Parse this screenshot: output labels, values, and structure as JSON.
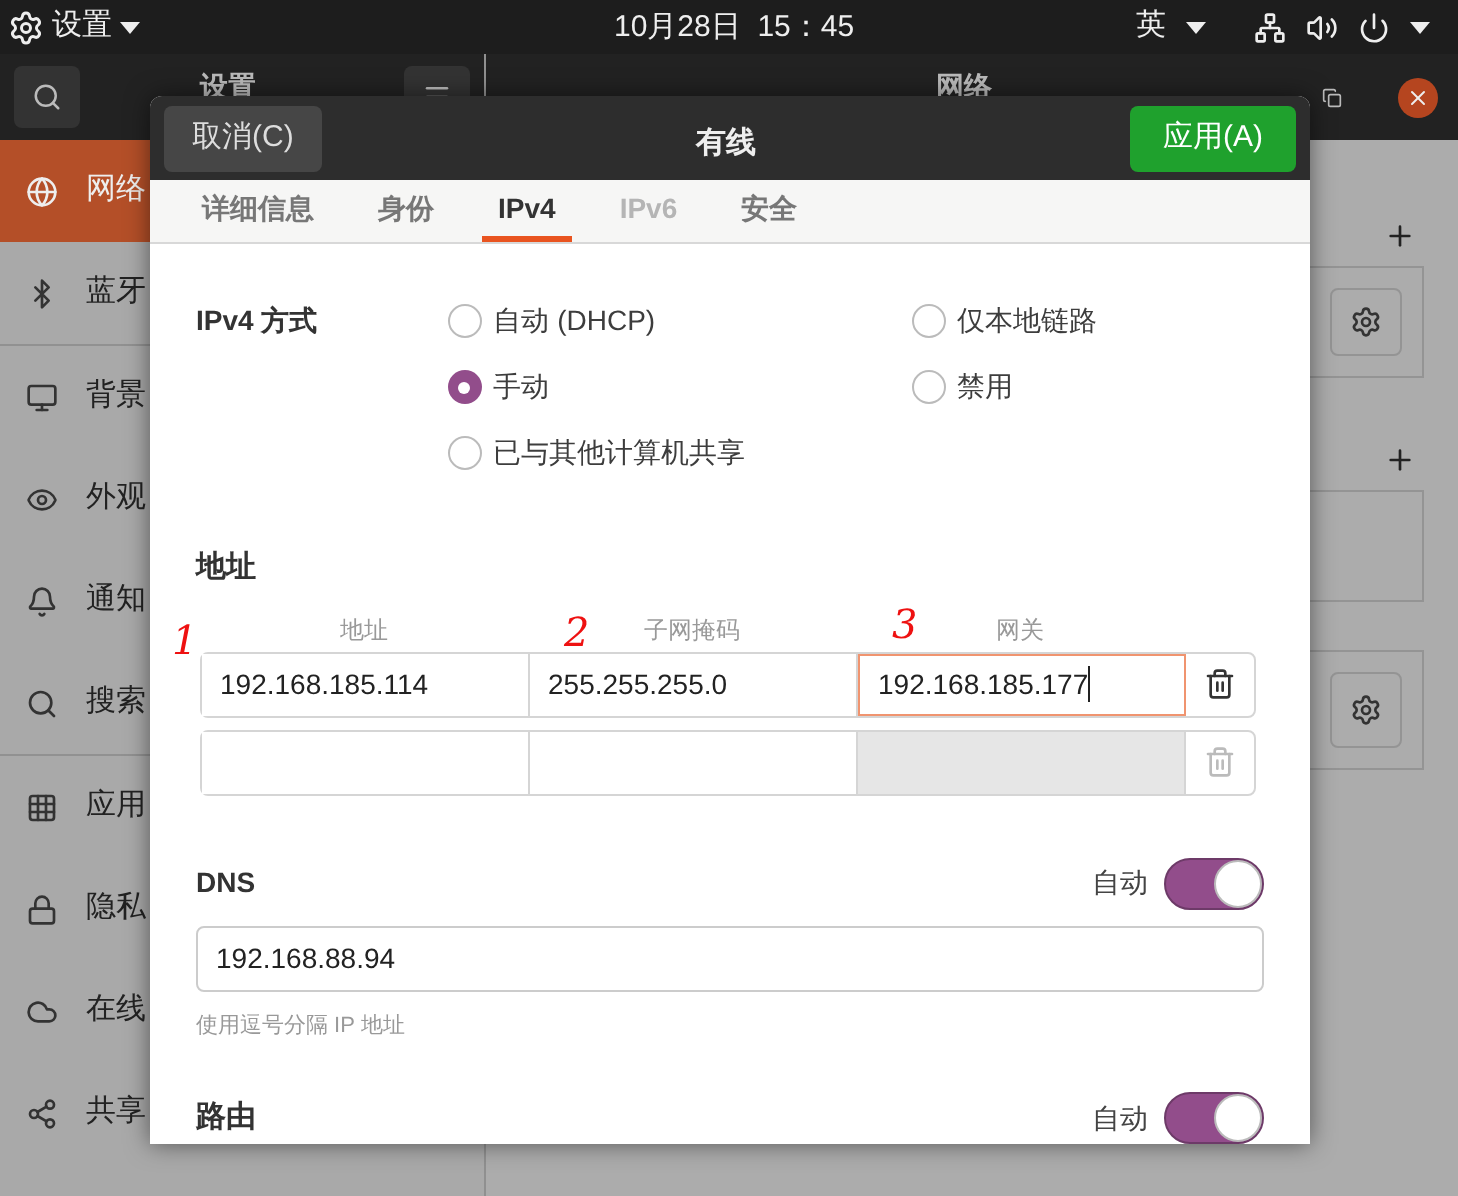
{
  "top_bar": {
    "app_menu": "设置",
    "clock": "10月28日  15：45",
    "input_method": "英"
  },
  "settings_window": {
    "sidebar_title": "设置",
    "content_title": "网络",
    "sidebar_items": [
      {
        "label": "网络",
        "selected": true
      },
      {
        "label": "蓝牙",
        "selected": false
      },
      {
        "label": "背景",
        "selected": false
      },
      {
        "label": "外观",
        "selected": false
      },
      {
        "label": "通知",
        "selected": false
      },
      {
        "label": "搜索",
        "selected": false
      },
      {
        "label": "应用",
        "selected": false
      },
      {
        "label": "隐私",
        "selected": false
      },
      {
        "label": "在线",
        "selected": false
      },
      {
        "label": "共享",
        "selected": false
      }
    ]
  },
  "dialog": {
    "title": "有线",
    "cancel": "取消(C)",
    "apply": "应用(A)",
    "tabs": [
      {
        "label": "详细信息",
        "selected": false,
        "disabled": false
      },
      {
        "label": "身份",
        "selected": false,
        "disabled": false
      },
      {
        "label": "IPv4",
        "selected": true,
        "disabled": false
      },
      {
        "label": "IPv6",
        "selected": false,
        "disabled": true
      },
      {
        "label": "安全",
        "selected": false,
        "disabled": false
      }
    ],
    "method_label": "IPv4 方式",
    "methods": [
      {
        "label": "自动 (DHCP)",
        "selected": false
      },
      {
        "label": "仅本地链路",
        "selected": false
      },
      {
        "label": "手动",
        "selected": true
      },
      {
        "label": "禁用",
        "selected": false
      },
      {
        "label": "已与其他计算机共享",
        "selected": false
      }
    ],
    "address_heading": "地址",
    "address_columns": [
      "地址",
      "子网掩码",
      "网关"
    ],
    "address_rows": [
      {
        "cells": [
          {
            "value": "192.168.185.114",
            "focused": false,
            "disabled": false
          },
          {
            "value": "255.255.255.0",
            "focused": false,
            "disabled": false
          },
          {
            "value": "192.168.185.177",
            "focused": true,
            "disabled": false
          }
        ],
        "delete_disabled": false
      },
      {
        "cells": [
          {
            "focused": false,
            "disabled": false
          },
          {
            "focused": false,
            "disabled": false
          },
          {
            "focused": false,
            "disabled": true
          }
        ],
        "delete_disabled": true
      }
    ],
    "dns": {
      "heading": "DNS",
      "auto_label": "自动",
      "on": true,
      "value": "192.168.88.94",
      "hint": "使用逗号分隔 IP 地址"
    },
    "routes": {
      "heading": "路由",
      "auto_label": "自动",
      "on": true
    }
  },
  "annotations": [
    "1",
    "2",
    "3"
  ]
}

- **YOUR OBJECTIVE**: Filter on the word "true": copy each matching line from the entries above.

- **TASK ANSWER**:
        "selected": true
        "selected": true,
        "disabled": true
        "selected": true
            "focused": true,
            "disabled": true
        "delete_disabled": true
      "on": true,
      "on": true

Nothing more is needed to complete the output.